CHEM 104: General Chemistry II (3 credits) 

Lecture and discussions. Chemistry of materials, including organic and biological substances, chemical energetics and equilibrium, chemical kinetics, and electrochemistry

Please contact instructor Jose Andino Martinez for more information about the Global Classrooms section of this course.

CMN 432: Gender Communication (3 credits) 

Study of interactive relationships between gender and communication in contemporary American society. Examines how gender identity and expression are influenced by race, ethnicity, culture, age, ability, class, faith and other social characteristics. Explores how communication in social contexts creates and perpetuates gender roles.

EURO 490: Inside the Life and Work of the European Parliament and Parliamentarians (3 credits) 

This proseminar offers a rare opportunity to examine the work of the European Parliament (EP) through a series of live, virtual meetings with former EP Members. A four to five week “virtual exchange” with students from a course at another university is also planned. The course will be of special interest to students in the humanities and humanistic social sciences who study institutions and politics. The course will consist of a combination of four in-person meetings to facilitate discussion and interaction as well as synchronous online meetings to facilitate the participation of remote guests who are an important feature of the course. Students will prepare for meetings by reading topical materials about the EP as well as how social scientists study experts and their worlds. Discussions will explore the negotiation of issues such as human rights, the environment, public health, the economy, and foreign affairs in Europe. 

HDFS 398: Child Health in South Africa (3 credits) 

This course offers a unique exploration of child development and health perspectives and challenges in South Africa. Topics will include family, cultural and societal contexts, child guidance, food security, HIV and tuberculosis care in childhood and adolescence, as well as the effect of COVID-19 on child well-being in communities already affected severely by socioeconomic and health disparities.

Teams of students from Illinois will partner with peers from South Africa to design developmentally and contextually appropriate programming for selected pediatric and youth projects in the Cape Town area. Interactions with lecturers and experts from Illinois and South Africa, as well as agency supervisors will guide student teams in critical thinking, ethics, and cross-cultural collaboration as they develop a project, curriculum guide, educational contribution, or support mechanism for their assigned agency.  
 

IS 390: Consulting Info Professionals (3 credits) 

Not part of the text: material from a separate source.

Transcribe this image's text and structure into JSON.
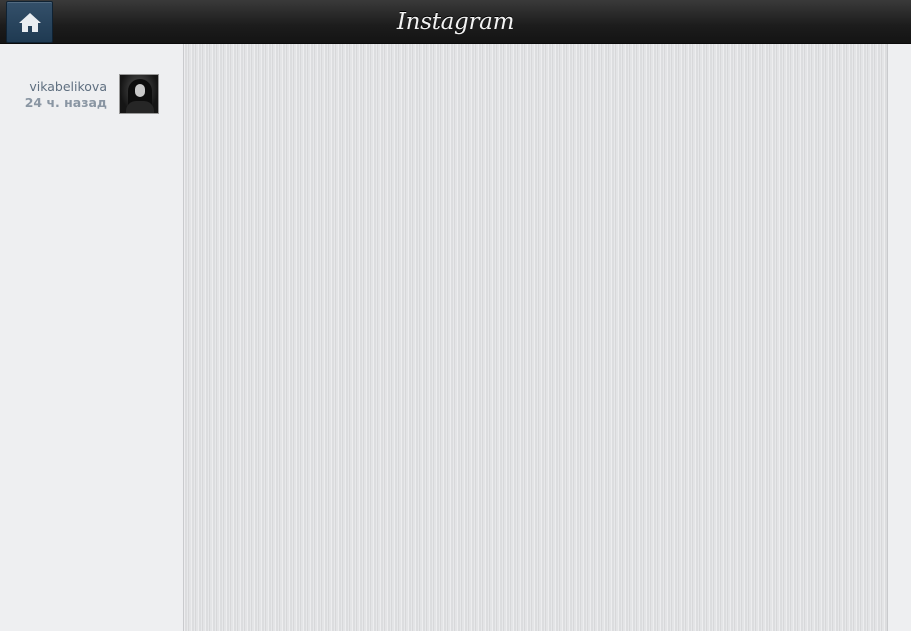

This course is designed to provide practical and hands-on training by simulating consulting projects. Students will develop proficiencies in problem-solving, team management, storytelling, and professional communications. As they learn the theories and practices of consulting engagements, students will have opportunities to discover how their knowledge in information sciences can be applied to various types of consulting services. The transferrable skills acquired in this class are applicable to other workplace settings.
 

LAST 445-1 / QUEC 410: Beginning Quechua (2-4 credits) 

Upon the consent of the Director of the Center for Latin American and Caribbean Studies, tutorials are available in special native Latin American languages not regularly offered by the University (ie. Quechua, Kagchikel Mayan). Tutorials at the elementary, intermediate, and advanced levels may be arranged. Students registering for unit credit for the first two terms must first present satisfactory evidence of knowledge of the language at the elementary level, either in the form of credit earned at another institution or by passing a proficiency examination.

UP 260: Social Inequality and Planning (3 credits) 

How are inequalities produced and contested in an urban environment? This course examines this question by analyzing how the urban landscape shapes and is shaped by race, class, and gender inequalities. Uses comparative cases to explore successful intervention, both from formal and informal, across multiple scales from the local to the global.